BRIEF: I would like you to return all of the records exactly as they stand.

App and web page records

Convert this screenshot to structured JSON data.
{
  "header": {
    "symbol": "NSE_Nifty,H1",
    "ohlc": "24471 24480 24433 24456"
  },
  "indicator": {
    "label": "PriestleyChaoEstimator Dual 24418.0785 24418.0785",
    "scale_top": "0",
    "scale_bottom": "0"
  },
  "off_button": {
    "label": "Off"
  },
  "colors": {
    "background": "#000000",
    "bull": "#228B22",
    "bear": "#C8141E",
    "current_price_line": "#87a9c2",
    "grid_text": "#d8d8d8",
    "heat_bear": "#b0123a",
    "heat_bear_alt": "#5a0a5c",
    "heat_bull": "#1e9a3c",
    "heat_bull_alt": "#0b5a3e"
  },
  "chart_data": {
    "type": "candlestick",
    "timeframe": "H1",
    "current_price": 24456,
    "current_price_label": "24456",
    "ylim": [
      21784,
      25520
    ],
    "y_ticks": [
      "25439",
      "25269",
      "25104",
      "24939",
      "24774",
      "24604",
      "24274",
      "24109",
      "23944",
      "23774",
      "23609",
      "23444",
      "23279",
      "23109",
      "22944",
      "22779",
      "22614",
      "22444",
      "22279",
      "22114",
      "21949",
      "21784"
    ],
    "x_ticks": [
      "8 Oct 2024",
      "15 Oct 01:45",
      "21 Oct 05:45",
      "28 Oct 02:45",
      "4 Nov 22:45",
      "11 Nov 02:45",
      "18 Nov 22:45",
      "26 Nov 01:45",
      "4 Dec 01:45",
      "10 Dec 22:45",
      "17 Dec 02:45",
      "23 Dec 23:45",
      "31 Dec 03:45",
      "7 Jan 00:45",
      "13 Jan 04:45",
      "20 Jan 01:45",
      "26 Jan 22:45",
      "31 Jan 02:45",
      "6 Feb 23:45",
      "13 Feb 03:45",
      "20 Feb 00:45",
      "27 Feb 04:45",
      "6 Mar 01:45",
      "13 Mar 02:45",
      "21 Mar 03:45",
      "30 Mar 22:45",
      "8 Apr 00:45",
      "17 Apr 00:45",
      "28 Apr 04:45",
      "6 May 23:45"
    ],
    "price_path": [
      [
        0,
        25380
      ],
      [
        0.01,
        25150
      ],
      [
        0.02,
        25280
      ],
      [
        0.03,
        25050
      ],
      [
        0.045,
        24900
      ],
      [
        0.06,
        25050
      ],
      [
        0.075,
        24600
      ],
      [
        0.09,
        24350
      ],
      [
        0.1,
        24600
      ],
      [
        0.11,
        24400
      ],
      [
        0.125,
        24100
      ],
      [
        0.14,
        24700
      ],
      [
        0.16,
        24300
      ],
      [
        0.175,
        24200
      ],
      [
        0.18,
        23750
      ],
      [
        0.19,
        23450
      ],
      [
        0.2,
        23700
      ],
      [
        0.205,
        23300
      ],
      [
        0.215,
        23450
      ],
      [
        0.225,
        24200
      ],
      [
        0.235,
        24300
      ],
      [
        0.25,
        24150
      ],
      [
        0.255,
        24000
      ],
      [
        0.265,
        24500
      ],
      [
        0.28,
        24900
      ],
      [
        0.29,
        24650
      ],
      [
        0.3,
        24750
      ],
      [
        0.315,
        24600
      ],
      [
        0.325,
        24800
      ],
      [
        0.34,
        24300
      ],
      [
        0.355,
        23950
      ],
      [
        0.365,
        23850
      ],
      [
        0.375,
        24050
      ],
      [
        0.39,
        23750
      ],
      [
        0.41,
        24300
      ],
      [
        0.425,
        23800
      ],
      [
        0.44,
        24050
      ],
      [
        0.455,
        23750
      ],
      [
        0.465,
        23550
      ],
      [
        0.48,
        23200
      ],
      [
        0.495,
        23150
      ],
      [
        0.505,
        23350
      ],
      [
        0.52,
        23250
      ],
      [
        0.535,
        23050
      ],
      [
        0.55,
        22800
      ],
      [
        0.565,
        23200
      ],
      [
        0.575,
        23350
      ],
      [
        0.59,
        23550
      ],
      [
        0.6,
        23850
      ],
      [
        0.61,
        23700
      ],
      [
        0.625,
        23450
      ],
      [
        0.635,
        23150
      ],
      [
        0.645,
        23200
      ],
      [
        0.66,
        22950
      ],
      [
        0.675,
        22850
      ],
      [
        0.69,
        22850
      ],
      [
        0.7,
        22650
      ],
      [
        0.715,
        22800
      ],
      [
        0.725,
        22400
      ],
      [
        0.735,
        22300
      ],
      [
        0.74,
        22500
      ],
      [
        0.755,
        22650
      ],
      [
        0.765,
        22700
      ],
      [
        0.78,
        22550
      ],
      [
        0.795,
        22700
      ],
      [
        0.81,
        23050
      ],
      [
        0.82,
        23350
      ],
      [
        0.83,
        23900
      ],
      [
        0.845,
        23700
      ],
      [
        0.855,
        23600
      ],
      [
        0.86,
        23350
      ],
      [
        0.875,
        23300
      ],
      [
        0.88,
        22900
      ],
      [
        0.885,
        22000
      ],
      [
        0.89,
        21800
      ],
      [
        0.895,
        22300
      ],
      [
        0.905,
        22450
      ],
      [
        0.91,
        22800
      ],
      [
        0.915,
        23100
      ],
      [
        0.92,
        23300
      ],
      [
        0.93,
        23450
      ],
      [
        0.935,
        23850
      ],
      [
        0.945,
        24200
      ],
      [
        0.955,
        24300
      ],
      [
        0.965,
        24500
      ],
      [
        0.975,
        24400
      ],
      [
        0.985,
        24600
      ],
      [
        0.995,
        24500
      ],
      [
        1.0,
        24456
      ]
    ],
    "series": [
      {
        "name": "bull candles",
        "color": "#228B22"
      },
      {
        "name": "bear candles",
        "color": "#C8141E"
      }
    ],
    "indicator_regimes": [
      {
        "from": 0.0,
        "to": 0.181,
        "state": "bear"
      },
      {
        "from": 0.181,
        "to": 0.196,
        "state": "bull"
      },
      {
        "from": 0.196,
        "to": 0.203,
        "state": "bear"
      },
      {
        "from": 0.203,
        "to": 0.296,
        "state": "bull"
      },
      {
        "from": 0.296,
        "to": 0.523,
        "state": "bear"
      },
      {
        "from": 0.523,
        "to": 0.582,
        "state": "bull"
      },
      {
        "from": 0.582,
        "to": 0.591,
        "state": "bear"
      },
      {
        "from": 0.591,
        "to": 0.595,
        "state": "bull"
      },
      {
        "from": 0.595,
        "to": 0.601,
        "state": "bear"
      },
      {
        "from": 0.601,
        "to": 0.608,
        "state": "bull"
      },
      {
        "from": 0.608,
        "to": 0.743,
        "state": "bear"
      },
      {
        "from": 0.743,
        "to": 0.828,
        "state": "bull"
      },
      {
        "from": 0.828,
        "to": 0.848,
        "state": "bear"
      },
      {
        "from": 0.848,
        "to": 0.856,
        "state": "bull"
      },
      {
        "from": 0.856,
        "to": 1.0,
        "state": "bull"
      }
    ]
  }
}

EXERCISE RESPONSE:
Convert this screenshot to structured JSON data.
{
  "header": {
    "symbol": "NSE_Nifty,H1",
    "ohlc": "24471 24480 24433 24456"
  },
  "indicator": {
    "label": "PriestleyChaoEstimator Dual 24418.0785 24418.0785",
    "scale_top": "0",
    "scale_bottom": "0"
  },
  "off_button": {
    "label": "Off"
  },
  "colors": {
    "background": "#000000",
    "bull": "#228B22",
    "bear": "#C8141E",
    "current_price_line": "#87a9c2",
    "grid_text": "#d8d8d8",
    "heat_bear": "#b0123a",
    "heat_bear_alt": "#5a0a5c",
    "heat_bull": "#1e9a3c",
    "heat_bull_alt": "#0b5a3e"
  },
  "chart_data": {
    "type": "candlestick",
    "timeframe": "H1",
    "current_price": 24456,
    "current_price_label": "24456",
    "ylim": [
      21784,
      25520
    ],
    "y_ticks": [
      "25439",
      "25269",
      "25104",
      "24939",
      "24774",
      "24604",
      "24274",
      "24109",
      "23944",
      "23774",
      "23609",
      "23444",
      "23279",
      "23109",
      "22944",
      "22779",
      "22614",
      "22444",
      "22279",
      "22114",
      "21949",
      "21784"
    ],
    "x_ticks": [
      "8 Oct 2024",
      "15 Oct 01:45",
      "21 Oct 05:45",
      "28 Oct 02:45",
      "4 Nov 22:45",
      "11 Nov 02:45",
      "18 Nov 22:45",
      "26 Nov 01:45",
      "4 Dec 01:45",
      "10 Dec 22:45",
      "17 Dec 02:45",
      "23 Dec 23:45",
      "31 Dec 03:45",
      "7 Jan 00:45",
      "13 Jan 04:45",
      "20 Jan 01:45",
      "26 Jan 22:45",
      "31 Jan 02:45",
      "6 Feb 23:45",
      "13 Feb 03:45",
      "20 Feb 00:45",
      "27 Feb 04:45",
      "6 Mar 01:45",
      "13 Mar 02:45",
      "21 Mar 03:45",
      "30 Mar 22:45",
      "8 Apr 00:45",
      "17 Apr 00:45",
      "28 Apr 04:45",
      "6 May 23:45"
    ],
    "price_path": [
      [
        0,
        25380
      ],
      [
        0.01,
        25150
      ],
      [
        0.02,
        25280
      ],
      [
        0.03,
        25050
      ],
      [
        0.045,
        24900
      ],
      [
        0.06,
        25050
      ],
      [
        0.075,
        24600
      ],
      [
        0.09,
        24350
      ],
      [
        0.1,
        24600
      ],
      [
        0.11,
        24400
      ],
      [
        0.125,
        24100
      ],
      [
        0.14,
        24700
      ],
      [
        0.16,
        24300
      ],
      [
        0.175,
        24200
      ],
      [
        0.18,
        23750
      ],
      [
        0.19,
        23450
      ],
      [
        0.2,
        23700
      ],
      [
        0.205,
        23300
      ],
      [
        0.215,
        23450
      ],
      [
        0.225,
        24200
      ],
      [
        0.235,
        24300
      ],
      [
        0.25,
        24150
      ],
      [
        0.255,
        24000
      ],
      [
        0.265,
        24500
      ],
      [
        0.28,
        24900
      ],
      [
        0.29,
        24650
      ],
      [
        0.3,
        24750
      ],
      [
        0.315,
        24600
      ],
      [
        0.325,
        24800
      ],
      [
        0.34,
        24300
      ],
      [
        0.355,
        23950
      ],
      [
        0.365,
        23850
      ],
      [
        0.375,
        24050
      ],
      [
        0.39,
        23750
      ],
      [
        0.41,
        24300
      ],
      [
        0.425,
        23800
      ],
      [
        0.44,
        24050
      ],
      [
        0.455,
        23750
      ],
      [
        0.465,
        23550
      ],
      [
        0.48,
        23200
      ],
      [
        0.495,
        23150
      ],
      [
        0.505,
        23350
      ],
      [
        0.52,
        23250
      ],
      [
        0.535,
        23050
      ],
      [
        0.55,
        22800
      ],
      [
        0.565,
        23200
      ],
      [
        0.575,
        23350
      ],
      [
        0.59,
        23550
      ],
      [
        0.6,
        23850
      ],
      [
        0.61,
        23700
      ],
      [
        0.625,
        23450
      ],
      [
        0.635,
        23150
      ],
      [
        0.645,
        23200
      ],
      [
        0.66,
        22950
      ],
      [
        0.675,
        22850
      ],
      [
        0.69,
        22850
      ],
      [
        0.7,
        22650
      ],
      [
        0.715,
        22800
      ],
      [
        0.725,
        22400
      ],
      [
        0.735,
        22300
      ],
      [
        0.74,
        22500
      ],
      [
        0.755,
        22650
      ],
      [
        0.765,
        22700
      ],
      [
        0.78,
        22550
      ],
      [
        0.795,
        22700
      ],
      [
        0.81,
        23050
      ],
      [
        0.82,
        23350
      ],
      [
        0.83,
        23900
      ],
      [
        0.845,
        23700
      ],
      [
        0.855,
        23600
      ],
      [
        0.86,
        23350
      ],
      [
        0.875,
        23300
      ],
      [
        0.88,
        22900
      ],
      [
        0.885,
        22000
      ],
      [
        0.89,
        21800
      ],
      [
        0.895,
        22300
      ],
      [
        0.905,
        22450
      ],
      [
        0.91,
        22800
      ],
      [
        0.915,
        23100
      ],
      [
        0.92,
        23300
      ],
      [
        0.93,
        23450
      ],
      [
        0.935,
        23850
      ],
      [
        0.945,
        24200
      ],
      [
        0.955,
        24300
      ],
      [
        0.965,
        24500
      ],
      [
        0.975,
        24400
      ],
      [
        0.985,
        24600
      ],
      [
        0.995,
        24500
      ],
      [
        1.0,
        24456
      ]
    ],
    "series": [
      {
        "name": "bull candles",
        "color": "#228B22"
      },
      {
        "name": "bear candles",
        "color": "#C8141E"
      }
    ],
    "indicator_regimes": [
      {
        "from": 0.0,
        "to": 0.181,
        "state": "bear"
      },
      {
        "from": 0.181,
        "to": 0.196,
        "state": "bull"
      },
      {
        "from": 0.196,
        "to": 0.203,
        "state": "bear"
      },
      {
        "from": 0.203,
        "to": 0.296,
        "state": "bull"
      },
      {
        "from": 0.296,
        "to": 0.523,
        "state": "bear"
      },
      {
        "from": 0.523,
        "to": 0.582,
        "state": "bull"
      },
      {
        "from": 0.582,
        "to": 0.591,
        "state": "bear"
      },
      {
        "from": 0.591,
        "to": 0.595,
        "state": "bull"
      },
      {
        "from": 0.595,
        "to": 0.601,
        "state": "bear"
      },
      {
        "from": 0.601,
        "to": 0.608,
        "state": "bull"
      },
      {
        "from": 0.608,
        "to": 0.743,
        "state": "bear"
      },
      {
        "from": 0.743,
        "to": 0.828,
        "state": "bull"
      },
      {
        "from": 0.828,
        "to": 0.848,
        "state": "bear"
      },
      {
        "from": 0.848,
        "to": 0.856,
        "state": "bull"
      },
      {
        "from": 0.856,
        "to": 1.0,
        "state": "bull"
      }
    ]
  }
}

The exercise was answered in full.